(Collection entries)
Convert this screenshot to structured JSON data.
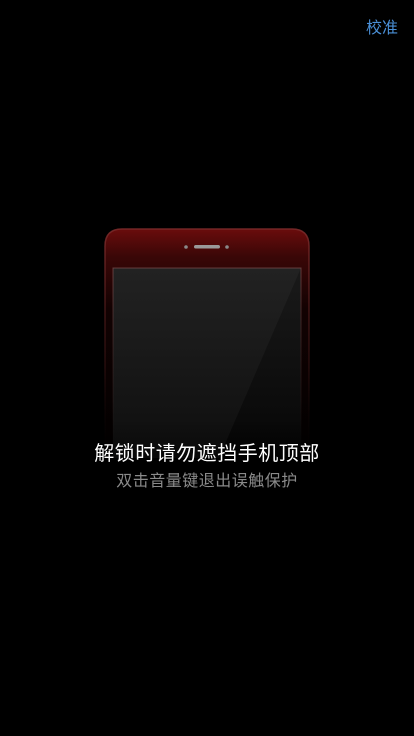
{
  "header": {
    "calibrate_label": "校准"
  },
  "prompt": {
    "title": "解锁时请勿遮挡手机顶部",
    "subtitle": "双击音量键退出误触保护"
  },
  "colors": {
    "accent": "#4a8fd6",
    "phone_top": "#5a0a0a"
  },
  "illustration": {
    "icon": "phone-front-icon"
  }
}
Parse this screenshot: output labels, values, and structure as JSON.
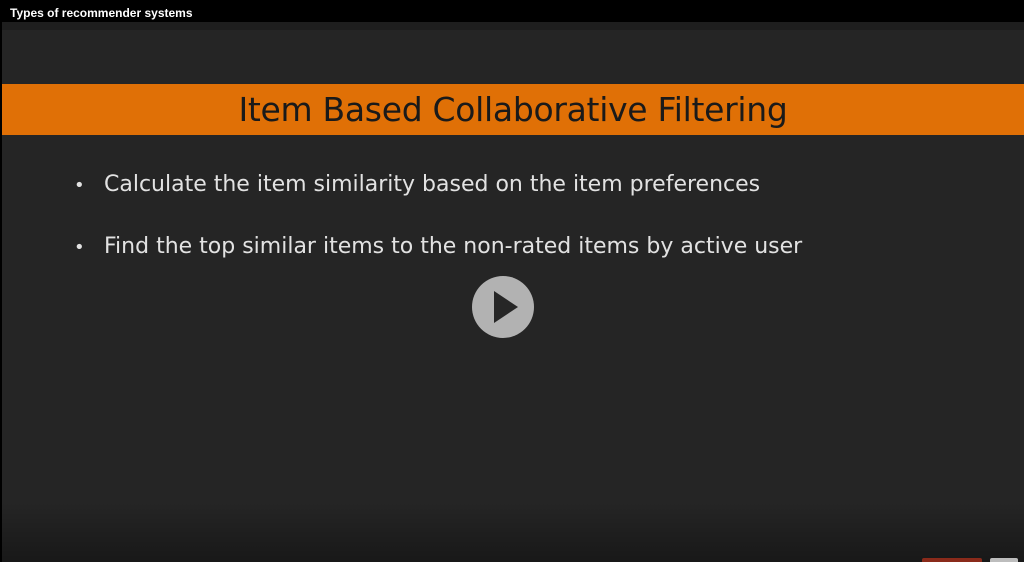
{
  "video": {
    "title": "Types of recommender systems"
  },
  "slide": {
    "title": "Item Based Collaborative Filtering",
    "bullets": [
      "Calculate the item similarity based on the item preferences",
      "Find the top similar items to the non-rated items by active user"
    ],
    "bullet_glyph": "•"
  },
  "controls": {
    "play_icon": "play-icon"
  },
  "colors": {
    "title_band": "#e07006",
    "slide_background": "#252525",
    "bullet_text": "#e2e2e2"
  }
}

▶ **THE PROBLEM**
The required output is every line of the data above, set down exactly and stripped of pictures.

▶ **SOLUTION**
Convert this screenshot to structured JSON data.
{
  "header": {
    "calibrate_label": "校准"
  },
  "prompt": {
    "title": "解锁时请勿遮挡手机顶部",
    "subtitle": "双击音量键退出误触保护"
  },
  "colors": {
    "accent": "#4a8fd6",
    "phone_top": "#5a0a0a"
  },
  "illustration": {
    "icon": "phone-front-icon"
  }
}
Parse this screenshot: output labels, values, and structure as JSON.
{
  "video": {
    "title": "Types of recommender systems"
  },
  "slide": {
    "title": "Item Based Collaborative Filtering",
    "bullets": [
      "Calculate the item similarity based on the item preferences",
      "Find the top similar items to the non-rated items by active user"
    ],
    "bullet_glyph": "•"
  },
  "controls": {
    "play_icon": "play-icon"
  },
  "colors": {
    "title_band": "#e07006",
    "slide_background": "#252525",
    "bullet_text": "#e2e2e2"
  }
}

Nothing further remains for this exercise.